Exercise prompt:
The answer must be every line of the records below that holds the word "time".

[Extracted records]
§

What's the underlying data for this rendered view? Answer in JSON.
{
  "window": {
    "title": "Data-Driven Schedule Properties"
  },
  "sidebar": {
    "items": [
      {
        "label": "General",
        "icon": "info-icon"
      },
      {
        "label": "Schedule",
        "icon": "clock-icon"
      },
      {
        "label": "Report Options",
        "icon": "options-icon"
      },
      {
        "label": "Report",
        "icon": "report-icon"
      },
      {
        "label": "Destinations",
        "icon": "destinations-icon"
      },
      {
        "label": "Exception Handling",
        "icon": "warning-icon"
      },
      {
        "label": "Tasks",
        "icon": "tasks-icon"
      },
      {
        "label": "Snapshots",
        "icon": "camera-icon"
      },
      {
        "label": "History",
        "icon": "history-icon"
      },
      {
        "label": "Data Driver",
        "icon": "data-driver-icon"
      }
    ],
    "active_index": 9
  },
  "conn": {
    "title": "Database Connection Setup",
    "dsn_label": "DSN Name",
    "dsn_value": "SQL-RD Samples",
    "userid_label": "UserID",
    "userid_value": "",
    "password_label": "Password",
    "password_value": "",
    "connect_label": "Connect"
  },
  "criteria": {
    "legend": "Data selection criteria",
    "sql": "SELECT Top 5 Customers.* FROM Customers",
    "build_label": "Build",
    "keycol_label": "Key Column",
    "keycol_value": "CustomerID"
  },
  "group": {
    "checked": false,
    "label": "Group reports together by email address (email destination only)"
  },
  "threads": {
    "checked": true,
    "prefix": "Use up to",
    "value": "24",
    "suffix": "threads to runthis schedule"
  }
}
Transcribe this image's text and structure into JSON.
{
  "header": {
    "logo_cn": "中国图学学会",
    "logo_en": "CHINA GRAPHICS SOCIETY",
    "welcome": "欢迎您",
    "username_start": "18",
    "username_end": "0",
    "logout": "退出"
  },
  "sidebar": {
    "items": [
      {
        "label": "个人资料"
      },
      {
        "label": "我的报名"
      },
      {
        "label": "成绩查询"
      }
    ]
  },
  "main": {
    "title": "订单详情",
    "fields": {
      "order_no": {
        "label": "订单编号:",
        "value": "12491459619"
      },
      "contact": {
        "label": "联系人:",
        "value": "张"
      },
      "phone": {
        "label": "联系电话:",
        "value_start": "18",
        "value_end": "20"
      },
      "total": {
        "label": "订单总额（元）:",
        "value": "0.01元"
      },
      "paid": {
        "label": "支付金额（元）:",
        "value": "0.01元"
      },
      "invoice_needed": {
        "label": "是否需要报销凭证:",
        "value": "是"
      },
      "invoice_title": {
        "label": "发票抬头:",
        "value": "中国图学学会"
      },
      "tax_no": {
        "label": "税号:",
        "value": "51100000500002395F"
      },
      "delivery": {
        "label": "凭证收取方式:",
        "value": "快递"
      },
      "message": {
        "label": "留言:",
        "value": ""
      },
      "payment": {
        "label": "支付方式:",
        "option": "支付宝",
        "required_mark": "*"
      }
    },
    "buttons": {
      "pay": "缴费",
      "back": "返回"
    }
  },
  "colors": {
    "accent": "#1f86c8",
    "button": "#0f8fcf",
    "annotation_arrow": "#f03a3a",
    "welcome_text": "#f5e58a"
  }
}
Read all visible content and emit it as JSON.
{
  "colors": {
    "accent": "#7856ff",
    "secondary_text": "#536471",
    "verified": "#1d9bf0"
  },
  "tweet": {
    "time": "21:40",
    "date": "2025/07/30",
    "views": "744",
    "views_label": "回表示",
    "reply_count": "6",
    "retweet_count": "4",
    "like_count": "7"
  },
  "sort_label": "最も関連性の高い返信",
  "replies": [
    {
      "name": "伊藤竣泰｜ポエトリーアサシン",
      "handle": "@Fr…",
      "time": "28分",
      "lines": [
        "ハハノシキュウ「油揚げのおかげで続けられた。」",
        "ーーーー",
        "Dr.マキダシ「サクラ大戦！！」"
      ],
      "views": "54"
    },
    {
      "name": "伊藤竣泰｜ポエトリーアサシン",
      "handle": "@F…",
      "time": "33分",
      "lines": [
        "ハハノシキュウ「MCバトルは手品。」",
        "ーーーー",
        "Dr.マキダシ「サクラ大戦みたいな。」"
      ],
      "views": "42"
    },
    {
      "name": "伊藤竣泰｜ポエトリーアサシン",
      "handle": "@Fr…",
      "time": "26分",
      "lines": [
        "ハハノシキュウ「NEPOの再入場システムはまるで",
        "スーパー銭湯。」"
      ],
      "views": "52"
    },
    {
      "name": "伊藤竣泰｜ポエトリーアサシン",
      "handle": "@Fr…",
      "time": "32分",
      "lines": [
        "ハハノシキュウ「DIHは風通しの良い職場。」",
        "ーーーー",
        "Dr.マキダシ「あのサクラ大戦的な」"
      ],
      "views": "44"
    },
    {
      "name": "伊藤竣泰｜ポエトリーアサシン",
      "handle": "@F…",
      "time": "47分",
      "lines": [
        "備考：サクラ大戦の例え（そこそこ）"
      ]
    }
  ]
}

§

Answer to this exercise:
    "time": "21:40",
      "time": "28分",
      "time": "33分",
      "time": "26分",
      "time": "32分",
      "time": "47分",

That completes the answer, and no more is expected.